Before I go further, let me say that I don’t have anything against Arthur or his strategy of hopping around the board to find the daily doubles – a win is a win is a win. I just notice his etiquette, or lack thereof.
He is abrupt and disrespectful. He shrugs his shoulder and bets 5 bucks if he thinks he doesn’t know the answer. He cuts Alex Trebek off as Alex tries to engage in small talk. He exhibits no emotion – that in itself wouldn’t be bad if a smile were thrown in when he wasn’t competing. His behavior has swiftly undermined my desire to watch the game. Call me when he’s gone (which may be never at the rate he’s going).
So what if he’s cold and abrupt? Well, I agree. So what? I believe he will continue to run the competition right out the door, and with good reason. It’s his brains, strategy, focus – all paying off for him.
Here is why I bring it up. You and I are not on Jeopardy running the board as if it were a game of tiddlywinks, as Arthur is. We are in a job where we have colleagues and customers and managers and… annual reviews!
Success in the workplace, for most of us, goes beyond what grades we get in school or what we know in terms of subject matter expertise. In the end, how we are perceived by others as we go about our business has much to do with how effective we are, and how we are valued as a teammate. Being likeable goes a very, very long way. We are infinitely more likely to be forgiven for not knowing something than we are for being a cold, hard machine, that couldn’t offer a warm handshake if our life depended upon it.
We don’t have to be relationship-building rock stars. You can be shy, and be likeable. You can be an introvert and be likeable. You can be a “get ‘er done!” person and be likeable. With effort and awareness, we can all be a little bit better at it (I write this to remind myself as much as anyone else!)
Think about those around you whom you are drawn to for their likeability. They may be a good listener – one mouth, two ears. They may catch others being great, and be generous with compliments. They may offer respect. They may demonstrate awesome self-leadership in the face of adversity. They may smile, and say, “Good morning.” This is basic business etiquette. We should teach it in high-school as young adults begin to look for jobs and prep for college interviews.
One sure way to increase your likeability is to know your strengths and use them with passion. Another is to exhibit genuine interest in others, without expecting it back. It helps to be just a little bit vulnerable – it draws people in, and is a sign that you’re human (hint: we all are.)

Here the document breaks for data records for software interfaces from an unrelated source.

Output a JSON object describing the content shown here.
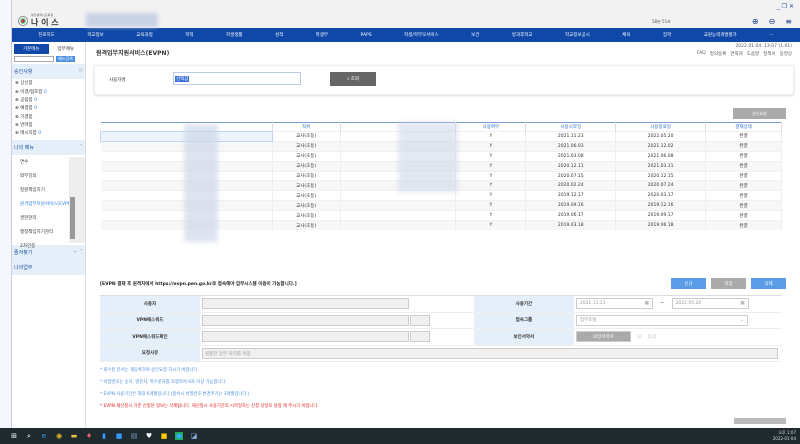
{
  "app": {
    "org": "부산광역시교육청",
    "name": "나 이 스",
    "session": "58분 51초"
  },
  "nav": [
    "진로지도",
    "학교정보",
    "교육과정",
    "학적",
    "학생생활",
    "성적",
    "학생부",
    "PAPS",
    "학생/학부모서비스",
    "보건",
    "방과후학교",
    "학교정보공시",
    "체육",
    "장학",
    "교원능력개발평가",
    "···"
  ],
  "sidebar": {
    "tabs": [
      "기본메뉴",
      "업무메뉴"
    ],
    "search_button": "메뉴검색",
    "search_value": "",
    "approval_title": "승인사항",
    "approval": [
      {
        "label": "상신함",
        "count": ""
      },
      {
        "label": "미결/협조함",
        "count": "0"
      },
      {
        "label": "공람함",
        "count": "0"
      },
      {
        "label": "예결함",
        "count": "0"
      },
      {
        "label": "기결함",
        "count": ""
      },
      {
        "label": "반려함",
        "count": ""
      },
      {
        "label": "메시지함",
        "count": "0"
      }
    ],
    "my_menu_title": "나의 메뉴",
    "my_menu": [
      "연수",
      "외부강의",
      "정원책임지기",
      "원격업무지원서비스(EVPN)",
      "권한관리",
      "행정책임지기관리",
      "2차인증"
    ],
    "favorites_title": "즐겨찾기",
    "my_work_title": "나의업무"
  },
  "main": {
    "title": "원격업무지원서비스(EVPN)",
    "datetime": "2022.01.04. 13:07 (1.01)",
    "links": [
      "FAQ",
      "정의등록",
      "연락처",
      "도움말",
      "정책서",
      "동영상"
    ],
    "search": {
      "label": "사용자명",
      "value": "선택값",
      "button": "조회"
    },
    "approve_button": "승인요청",
    "columns": [
      "",
      "직위",
      "",
      "사용여부",
      "사용시작일",
      "사용종료일",
      "결재상태"
    ],
    "rows": [
      [
        "교사(초등)",
        "Y",
        "2021.11.23",
        "2022.05.20",
        "완결"
      ],
      [
        "교사(초등)",
        "Y",
        "2021.06.03",
        "2021.12.02",
        "완결"
      ],
      [
        "교사(초등)",
        "Y",
        "2021.03.08",
        "2021.06.08",
        "완결"
      ],
      [
        "교사(초등)",
        "Y",
        "2020.12.11",
        "2021.03.11",
        "완결"
      ],
      [
        "교사(초등)",
        "Y",
        "2020.07.15",
        "2020.12.15",
        "완결"
      ],
      [
        "교사(초등)",
        "Y",
        "2020.02.24",
        "2020.07.24",
        "완결"
      ],
      [
        "교사(초등)",
        "Y",
        "2019.12.17",
        "2020.03.17",
        "완결"
      ],
      [
        "교사(초등)",
        "Y",
        "2019.09.16",
        "2019.12.16",
        "완결"
      ],
      [
        "교사(초등)",
        "Y",
        "2019.06.17",
        "2019.09.17",
        "완결"
      ],
      [
        "교사(초등)",
        "Y",
        "2019.03.18",
        "2019.06.18",
        "완결"
      ]
    ],
    "notice": "[EVPN 결재 후 원격지에서 https://evpn.pen.go.kr로 접속해야 업무시스템 이용이 가능합니다.]",
    "buttons": {
      "new": "신규",
      "save": "저장",
      "delete": "삭제"
    },
    "form": {
      "user": "사용자",
      "vpn_pw": "VPN패스워드",
      "vpn_pw_confirm": "VPN패스워드확인",
      "reason": "요청사유",
      "reason_value": "원활한 업무 처리를 위함",
      "period": "사용기간",
      "start": "2021.11.23",
      "end": "2022.05.20",
      "tilde": "~",
      "group": "접속그룹",
      "group_value": "업무포털",
      "pledge": "보안서약서",
      "pledge_button": "보안서약서",
      "agree": "동의"
    },
    "notes": [
      "* 회수된 문서는 재등록하여 승인요청 하시기 바랍니다.",
      "* 비밀번호는 숫자, 영문자, 특수문자를 조합하여 9자 이상 가능합니다.",
      "* EVPN 사용기간은 최대 6개월입니다.(접속시 비밀번호 변경주기는 3개월입니다.)",
      "* EVPN 재신청시 기존 신청된 정보는 삭제됩니다. 재신청시 사용기간의 시작일자는 신청 당일로 설정 해 주시기 바랍니다."
    ]
  },
  "taskbar": {
    "time": "오후 1:07",
    "date": "2022-01-04"
  },
  "colors": {
    "nav": "#0f48a8",
    "accent": "#4a8ee0",
    "warning": "#e02020"
  }
}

Bottom line: What people are going to remember most about you is how you made them feel when they were with you. That is your legacy in the moment. Your reputation, your lasting legacy, is the culmination of all those little moments every single person on earth experiences with you. If being in your presence is a consistently unpleasant occurrence, people will root against you. IT MATTERS.
I googled “being likeable” and came up with a bunch of good stuff. The article I believed was most helpful and enjoyable to read is by Jeff Haden from Inc. Click here if you’d like to explore this topic in more detail
The next time you’re faced with the urge to cut your colleague off in mid-sentence, or to make sure others understand who the “important” person in the room is, or feel compelled to nit-pick at some detail in a friend’s presentation, remember Arthur Chu. Winner? Yes. Memorable? Yes. Do you want him on your team solving difficult problems in front of a valued, unhappy customer, with no idea as to how his advice might be packaged when it comes out of his mouth?
What say you?